Instructions for the task: Every line of the data below should be retyped exactly, with no images carried over.

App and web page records

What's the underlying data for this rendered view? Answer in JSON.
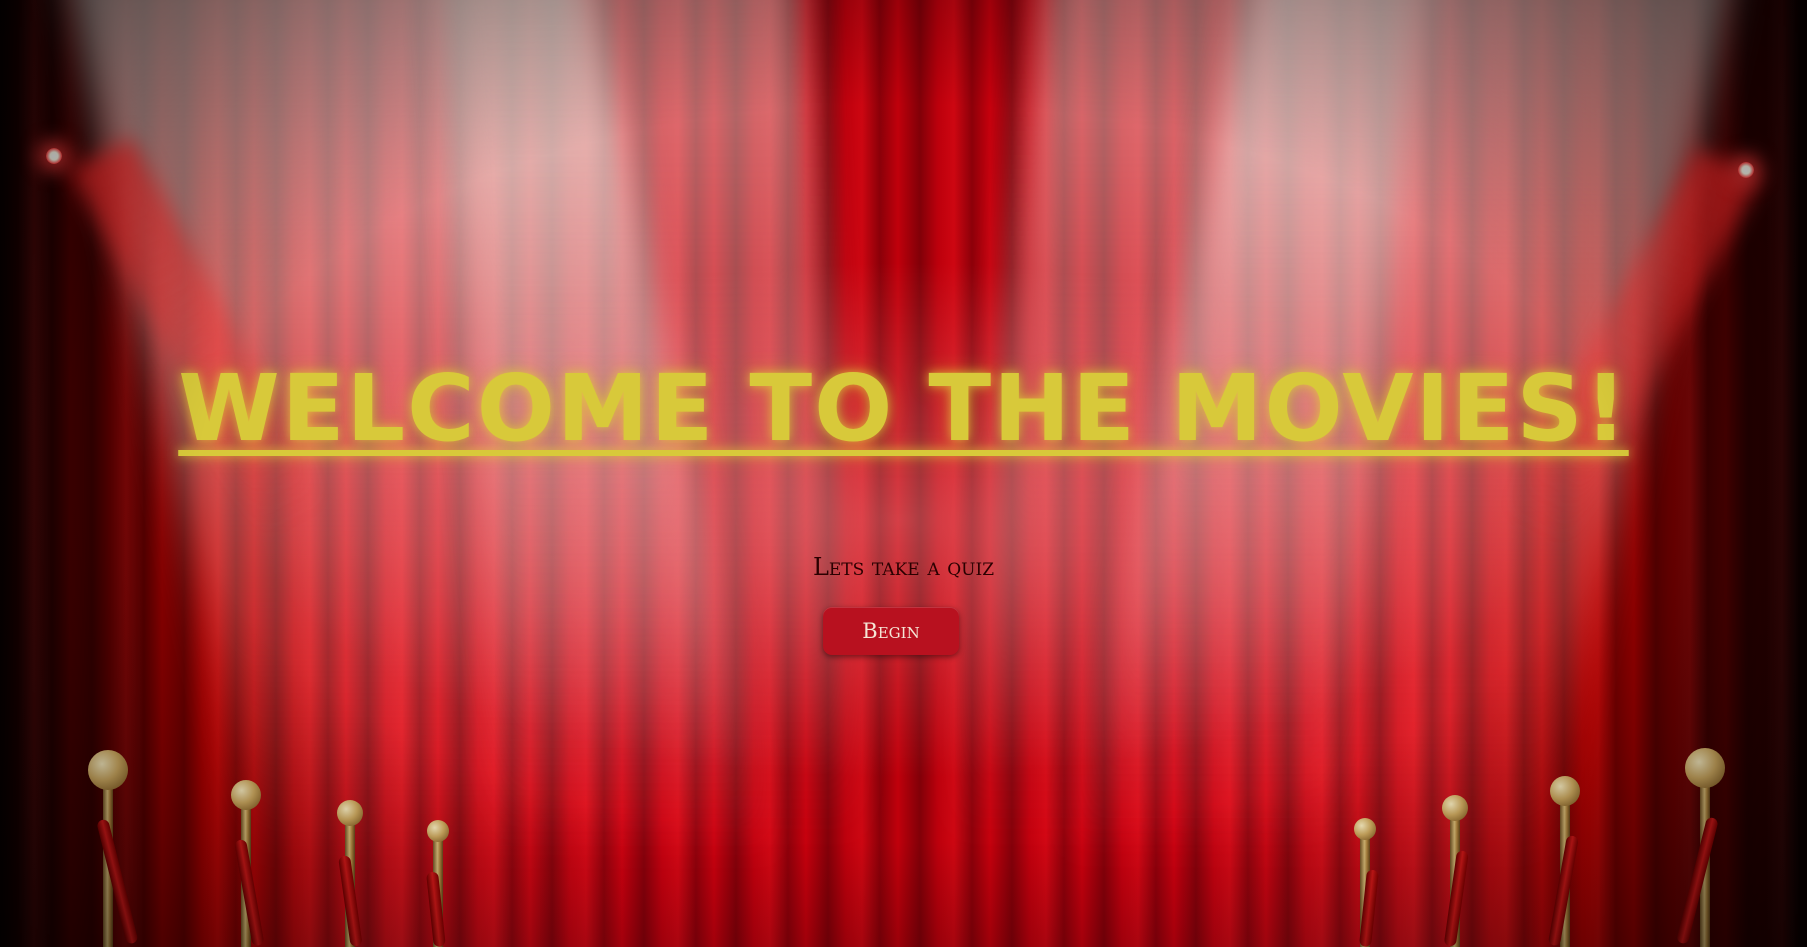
{
  "page": {
    "title": "Welcome to the Movies!",
    "subtitle": "Lets take a quiz",
    "begin_label": "Begin"
  },
  "theme": {
    "title_color": "#d8c93a",
    "button_color": "#b8111f",
    "curtain_color": "#d80010",
    "stanchion_color": "#d6b064",
    "rope_color": "#e01a1a"
  },
  "decor": {
    "background": "red-theater-curtain",
    "spotlights": [
      "spotlight-icon",
      "spotlight-icon"
    ],
    "stanchions": "velvet-rope-stanchions"
  }
}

Output of the exercise:
What's the underlying data for this rendered view? Answer in JSON.
{
  "page": {
    "title": "Welcome to the Movies!",
    "subtitle": "Lets take a quiz",
    "begin_label": "Begin"
  },
  "theme": {
    "title_color": "#d8c93a",
    "button_color": "#b8111f",
    "curtain_color": "#d80010",
    "stanchion_color": "#d6b064",
    "rope_color": "#e01a1a"
  },
  "decor": {
    "background": "red-theater-curtain",
    "spotlights": [
      "spotlight-icon",
      "spotlight-icon"
    ],
    "stanchions": "velvet-rope-stanchions"
  }
}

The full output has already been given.